Exercise goal — Filter the entries down to the lines containing "fifth", and copy those lines.

Supplied records —

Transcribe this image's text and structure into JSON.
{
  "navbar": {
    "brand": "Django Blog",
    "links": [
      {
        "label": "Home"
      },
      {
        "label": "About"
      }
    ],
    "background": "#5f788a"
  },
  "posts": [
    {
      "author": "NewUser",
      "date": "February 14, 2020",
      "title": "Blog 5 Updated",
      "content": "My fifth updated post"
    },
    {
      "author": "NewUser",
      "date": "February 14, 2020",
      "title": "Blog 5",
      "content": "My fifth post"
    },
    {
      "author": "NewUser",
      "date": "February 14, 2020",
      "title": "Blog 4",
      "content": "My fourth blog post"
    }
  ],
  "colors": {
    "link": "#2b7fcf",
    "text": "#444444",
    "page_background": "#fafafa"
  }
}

Problem solution —
      "content": "My fifth updated post"
      "content": "My fifth post"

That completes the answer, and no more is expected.